“I think you know what the problem is just as well as I do”
Jennifer Steinkamp at Lehmann Maupin
September 10- October 23, 2010
540 West 26th Street, between 10th and 11th aves
New York City, 212-255-2923
Walking into Jennifer Steinkamp’s exhibition feels akin to the zero-gravity mission of Dr. David Bowman in Kubrick’s 2001: A Space Oddysey. The work is powerful, disarmingly friendly and compelling, and supremely creepy, as if made by the HAL 9000 sentient supercomputer. In HAL’s words, “I think you know what the problem is just as well as I do.”
Steinkamp’s large-scale video projections use the kind of 3-D animation software employed in movies such as Avatar. Avatar’s proudly animistic and naturistic plot combined with it’s paradoxical paean to digital technology are a point of comparison to the forces at play in her current exhibition. In the semi-dark main room at the gallery are projected three large-scale works from the artist’s new series, Premature. Though Steinkamp states that the works are about the unpredictable timing of life and death, and is quoted in the gallery’s press release as saying the images possess a “meat-like texture” resembling veins, arteries, and tendons, the writhing coils on display resemble nothing so much as robotic worms – perhaps a cyborg’s conception of human anatomy. The texture of the pastel-colored illuminated ropes is less “meat-like” than smooth and shiny, and there is no indication of pulse or any expansion and contraction mirroring breathing to evoke life.
Premature 3 reads as an oversized, nonsensical cursive: long tubular forms several inches wide loop around mimicking nonexistent letters as they slide down from ceiling to floor. In Premature 2 on the west wall, liquidy-looking ropes twist vertically as though vainly trying to disentangle from one another. Premature 7 has skinny tangled worms the width of a finger that seethe and writhe, undulating like a seaweed-clogged ocean.
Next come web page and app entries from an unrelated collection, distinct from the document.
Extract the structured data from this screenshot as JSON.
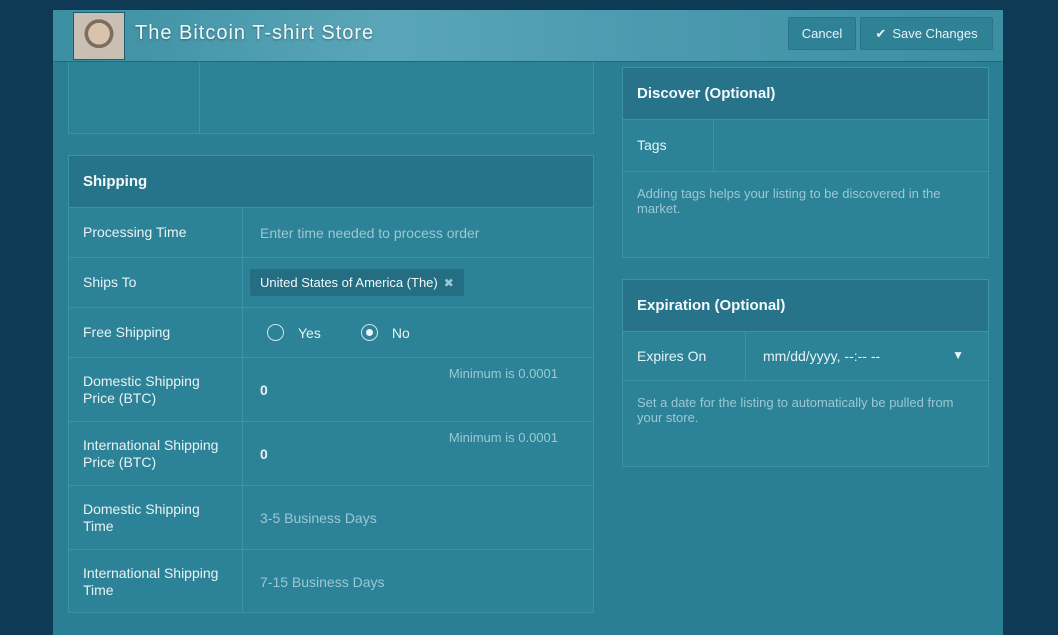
{
  "header": {
    "title": "The Bitcoin T-shirt Store",
    "cancel_label": "Cancel",
    "save_label": "Save Changes",
    "save_icon": "check-icon"
  },
  "shipping": {
    "title": "Shipping",
    "rows": {
      "processing_time": {
        "label": "Processing Time",
        "placeholder": "Enter time needed to process order"
      },
      "ships_to": {
        "label": "Ships To",
        "tag": "United States of America (The)",
        "remove_icon": "close-icon"
      },
      "free_shipping": {
        "label": "Free Shipping",
        "option_yes": "Yes",
        "option_no": "No",
        "selected": "No"
      },
      "domestic_price": {
        "label": "Domestic Shipping Price (BTC)",
        "value": "0",
        "hint": "Minimum is 0.0001"
      },
      "international_price": {
        "label": "International Shipping Price (BTC)",
        "value": "0",
        "hint": "Minimum is 0.0001"
      },
      "domestic_time": {
        "label": "Domestic Shipping Time",
        "placeholder": "3-5 Business Days"
      },
      "international_time": {
        "label": "International Shipping Time",
        "placeholder": "7-15 Business Days"
      }
    }
  },
  "discover": {
    "title": "Discover (Optional)",
    "tags_label": "Tags",
    "description": "Adding tags helps your listing to be discovered in the market."
  },
  "expiration": {
    "title": "Expiration (Optional)",
    "expires_label": "Expires On",
    "date_value": "mm/dd/yyyy, --:-- --",
    "dropdown_icon": "triangle-down-icon",
    "description": "Set a date for the listing to automatically be pulled from your store."
  }
}
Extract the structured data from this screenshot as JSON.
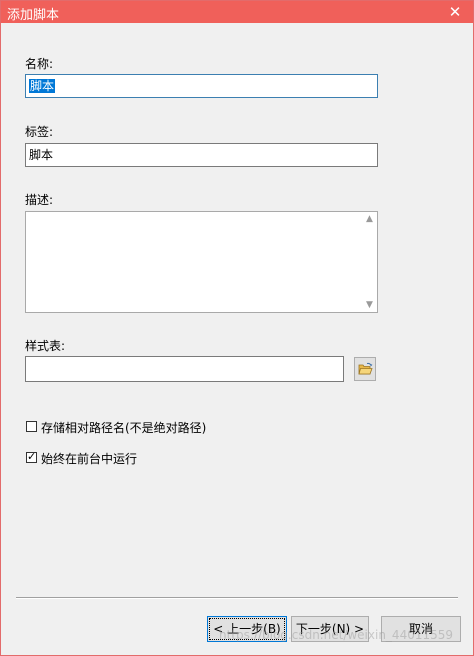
{
  "window": {
    "title": "添加脚本",
    "close_glyph": "✕"
  },
  "fields": {
    "name_label": "名称:",
    "name_value": "脚本",
    "tag_label": "标签:",
    "tag_value": "脚本",
    "description_label": "描述:",
    "description_value": "",
    "stylesheet_label": "样式表:",
    "stylesheet_value": ""
  },
  "icons": {
    "scroll_up": "▲",
    "scroll_down": "▼",
    "folder": "folder-open-icon"
  },
  "options": {
    "relative_path": {
      "label": "存储相对路径名(不是绝对路径)",
      "checked": false
    },
    "always_foreground": {
      "label": "始终在前台中运行",
      "checked": true
    }
  },
  "buttons": {
    "back": "< 上一步(B)",
    "next": "下一步(N) >",
    "cancel": "取消"
  },
  "watermark": "https://blog.csdn.net/weixin_44011559",
  "colors": {
    "titlebar": "#f0605a",
    "focus_border": "#3c7fb1",
    "selection": "#0078d7"
  }
}
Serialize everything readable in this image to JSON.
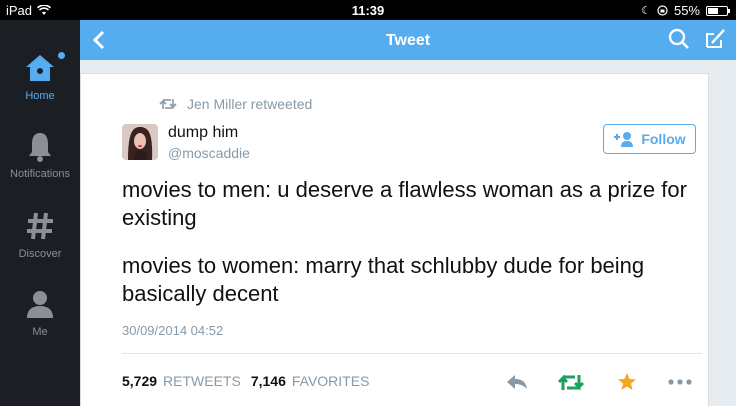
{
  "status_bar": {
    "device": "iPad",
    "time": "11:39",
    "battery": "55%",
    "battery_level": 0.55
  },
  "sidebar": {
    "items": [
      {
        "label": "Home",
        "icon": "home-icon",
        "active": true
      },
      {
        "label": "Notifications",
        "icon": "bell-icon",
        "active": false
      },
      {
        "label": "Discover",
        "icon": "hashtag-icon",
        "active": false
      },
      {
        "label": "Me",
        "icon": "person-icon",
        "active": false
      }
    ]
  },
  "header": {
    "title": "Tweet",
    "back_icon": "chevron-left-icon",
    "search_icon": "search-icon",
    "compose_icon": "compose-icon"
  },
  "tweet": {
    "retweeted_by": "Jen Miller retweeted",
    "user_name": "dump him",
    "handle": "@moscaddie",
    "follow_label": "Follow",
    "text_lines": [
      "movies to men: u deserve a flawless woman as a prize for existing",
      "movies to women: marry that schlubby dude for being basically decent"
    ],
    "timestamp": "30/09/2014 04:52",
    "retweets_count": "5,729",
    "retweets_label": "RETWEETS",
    "favorites_count": "7,146",
    "favorites_label": "FAVORITES",
    "accent": "#55acee",
    "star_color": "#f5a623",
    "retweet_green": "#19a15f"
  }
}
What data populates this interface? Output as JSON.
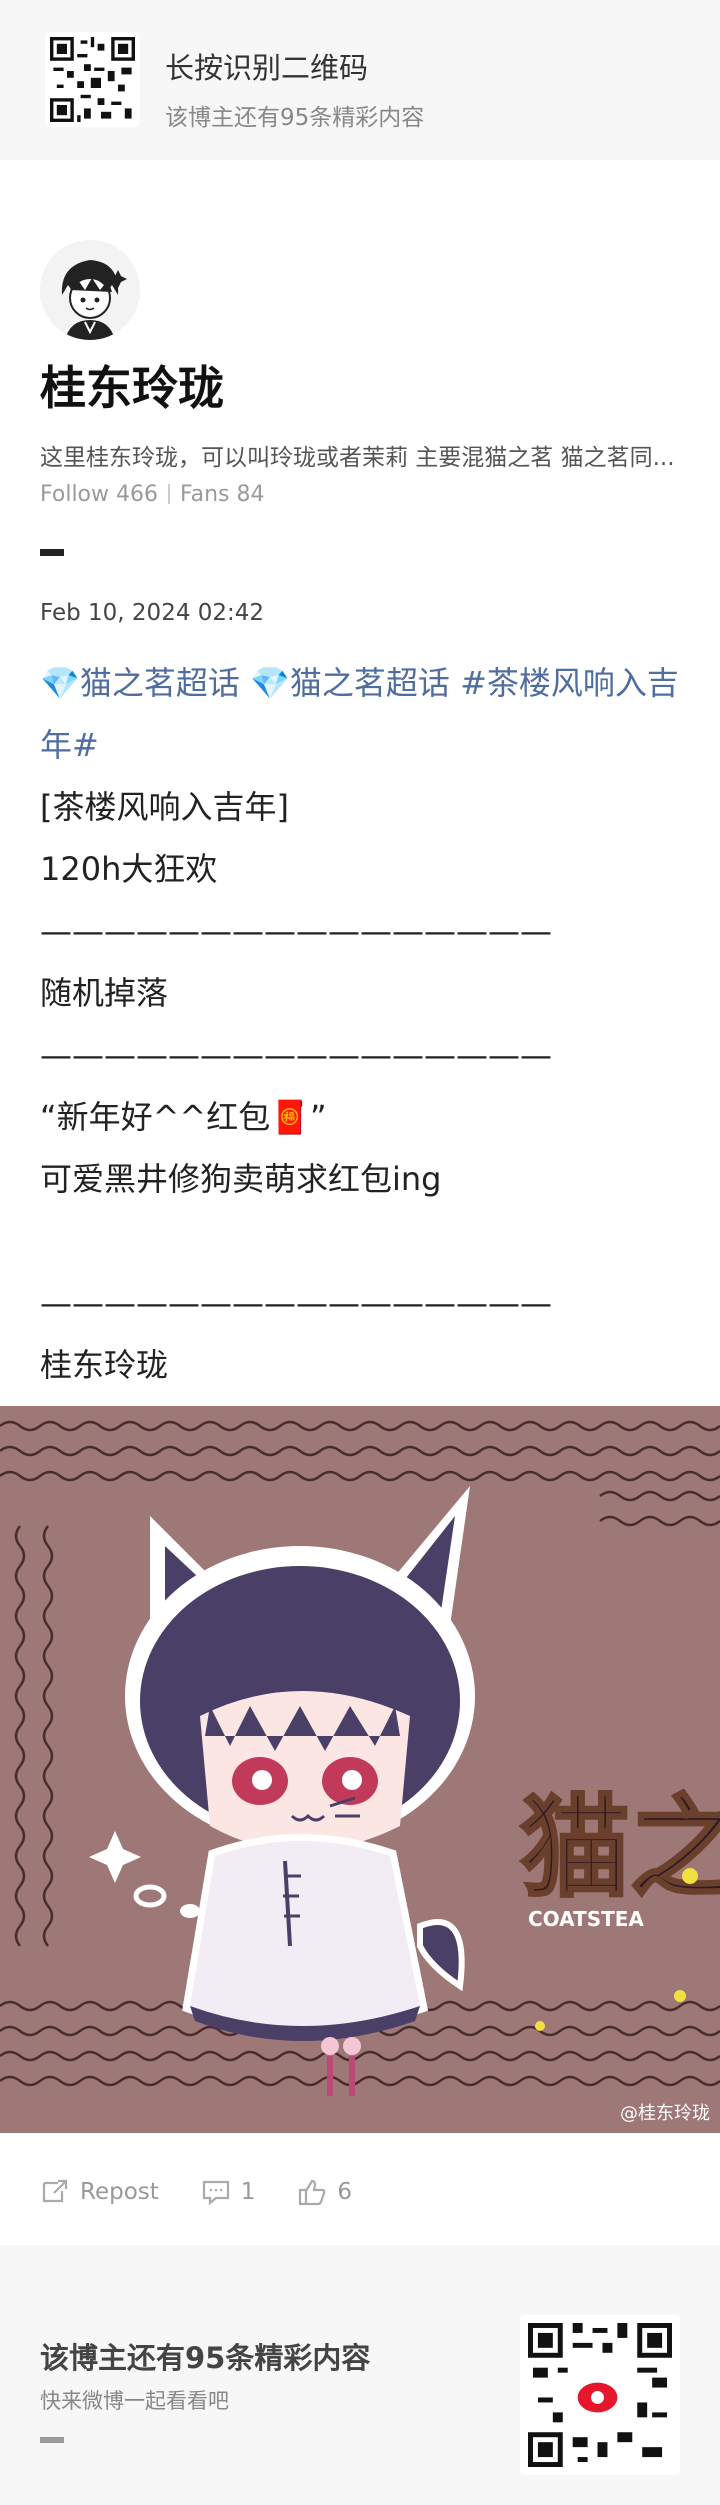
{
  "qr_banner": {
    "title": "长按识别二维码",
    "subtitle": "该博主还有95条精彩内容"
  },
  "profile": {
    "name": "桂东玲珑",
    "bio": "这里桂东玲珑，可以叫玲珑或者茉莉 主要混猫之茗 猫之茗同...",
    "follow_label": "Follow 466",
    "fans_label": "Fans 84"
  },
  "post": {
    "date": "Feb 10, 2024 02:42",
    "tag1": "猫之茗超话",
    "tag2": "猫之茗超话",
    "tag3a": "#茶楼风响入吉",
    "tag3b": "年#",
    "lines": [
      "[茶楼风响入吉年]",
      "120h大狂欢",
      "————————————————",
      "随机掉落",
      "————————————————",
      "“新年好^^红包🧧”",
      "可爱黑井修狗卖萌求红包ing",
      "",
      "————————————————",
      "桂东玲珑"
    ]
  },
  "image": {
    "watermark": "@桂东玲珑",
    "logo_text": "猫之茗",
    "logo_sub": "COATSTEA"
  },
  "actions": {
    "repost": "Repost",
    "comments": "1",
    "likes": "6"
  },
  "footer": {
    "title": "该博主还有95条精彩内容",
    "subtitle": "快来微博一起看看吧"
  },
  "colors": {
    "tag": "#4f6d9e",
    "image_bg": "#9e7777"
  }
}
Around the corner Premature 6 snakes vertically in a corridor, the roughest-hewn of the series and the closest to any microbiological or organic depiction.
The back gallery houses a silent symphony of color and motion encapsulated in Orbit 7, a work separate from the Premature series, depicting swaying tree branches and swirling leaves in a brilliant palette. Orbit 7 presents the four seasons in a heady few minutes, cycling over and over as fictional years speed by. It would be easy to lose a decade in the room, if not two. Summer is a harmonious interplay of mottled pale green leaves springing from lithe branches swaying in powerful gusts of virtual wind. In the quickly-arriving fall, yellow and light brown mix in, soon followed by red and orange. Winter comes and goes in a split second (a subtle reminder that the artist lives in California) embodied by waving branches empty save for a smattering of bright red leftover leaves from fall. Spring arrives with a bang as buds and blooms of pink, blue, and violet burst out from the briefly fallow branches and bright yellow dots rain down the wall like sun glinting off leaves after a rain shower. While it is easy to be seduced by the visual delight of Orbit 7, with its glorious color and kinetic motion, it is also worth noting that this work, more than any other in the exhibition, depicts the cycles of life in nature, from birth to growth to death and decay in a few short minutes. It is both magnificent and deeply unsettling as we seem to hurtle towards inevitable demise while distracted by the beauty unfolding before us. Enjoy yourself, says Orbit 7, it’s sooner than you think!
The use of cutting edge technology—digital animation in particular – serves as an apt metaphor for fleeting life and its seemingly always “premature” end. Planned obsolescence is inherent to technological advances. With all of our progress, glitches and viruses occur, and even the HAL 9000 proved fallible, prone to a nervous breakdown. Humans are still vitally necessary, if only to fix the computers.
It is nearly impossible to experience Steinkamp’s animations without inserting oneself into them, as the projectors are placed deliberately low so that upon approaching the work one’s shadow is cast upon it, rendering viewer and work as one. Effectively erasing the boundaries between artwork, technology, and people, the artist creates her own virtual reality, where complete immersion and unmediated experience are the only viable options. Androids may dream of electric sheep, but Steinkamp clearly dreams of electric trees.